What needs to be done: When the records are reproduced, each one must match exactly, and no picture may be kept.

(Excerpts from an interface dataset)
※ ※ ※
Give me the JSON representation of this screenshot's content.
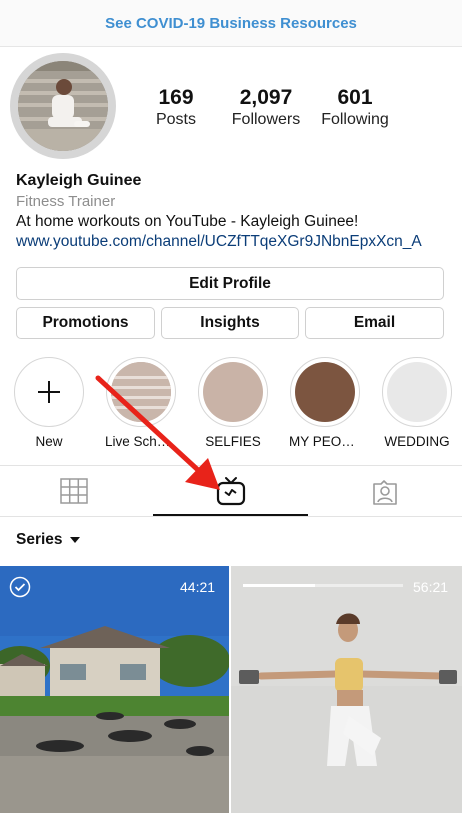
{
  "banner": {
    "text": "See COVID-19 Business Resources"
  },
  "stats": [
    {
      "value": "169",
      "label": "Posts"
    },
    {
      "value": "2,097",
      "label": "Followers"
    },
    {
      "value": "601",
      "label": "Following"
    }
  ],
  "profile": {
    "name": "Kayleigh Guinee",
    "category": "Fitness Trainer",
    "bio": "At home workouts on YouTube - Kayleigh Guinee!",
    "link": "www.youtube.com/channel/UCZfTTqeXGr9JNbnEpxXcn_A"
  },
  "buttons": {
    "edit_profile": "Edit Profile",
    "promotions": "Promotions",
    "insights": "Insights",
    "email": "Email"
  },
  "highlights": [
    {
      "label": "New",
      "icon": "plus-icon"
    },
    {
      "label": "Live Sched...",
      "color": "#c7b4aa"
    },
    {
      "label": "SELFIES",
      "color": "#c9b3a7"
    },
    {
      "label": "MY PEOPLE",
      "color": "#7c5540"
    },
    {
      "label": "WEDDING",
      "color": "#e8e8e8"
    }
  ],
  "tabs": {
    "active": "igtv",
    "items": [
      "grid-icon",
      "igtv-icon",
      "tagged-icon"
    ]
  },
  "series": {
    "label": "Series"
  },
  "videos": [
    {
      "duration": "44:21",
      "selected": true
    },
    {
      "duration": "56:21",
      "progress": 0.45
    }
  ],
  "colors": {
    "link": "#0b3d78",
    "banner": "#3f8fd1",
    "arrow": "#e8231a"
  }
}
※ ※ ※
Exercise answer:
Give me the JSON representation of this screenshot's content.
{
  "banner": {
    "text": "See COVID-19 Business Resources"
  },
  "stats": [
    {
      "value": "169",
      "label": "Posts"
    },
    {
      "value": "2,097",
      "label": "Followers"
    },
    {
      "value": "601",
      "label": "Following"
    }
  ],
  "profile": {
    "name": "Kayleigh Guinee",
    "category": "Fitness Trainer",
    "bio": "At home workouts on YouTube - Kayleigh Guinee!",
    "link": "www.youtube.com/channel/UCZfTTqeXGr9JNbnEpxXcn_A"
  },
  "buttons": {
    "edit_profile": "Edit Profile",
    "promotions": "Promotions",
    "insights": "Insights",
    "email": "Email"
  },
  "highlights": [
    {
      "label": "New",
      "icon": "plus-icon"
    },
    {
      "label": "Live Sched...",
      "color": "#c7b4aa"
    },
    {
      "label": "SELFIES",
      "color": "#c9b3a7"
    },
    {
      "label": "MY PEOPLE",
      "color": "#7c5540"
    },
    {
      "label": "WEDDING",
      "color": "#e8e8e8"
    }
  ],
  "tabs": {
    "active": "igtv",
    "items": [
      "grid-icon",
      "igtv-icon",
      "tagged-icon"
    ]
  },
  "series": {
    "label": "Series"
  },
  "videos": [
    {
      "duration": "44:21",
      "selected": true
    },
    {
      "duration": "56:21",
      "progress": 0.45
    }
  ],
  "colors": {
    "link": "#0b3d78",
    "banner": "#3f8fd1",
    "arrow": "#e8231a"
  }
}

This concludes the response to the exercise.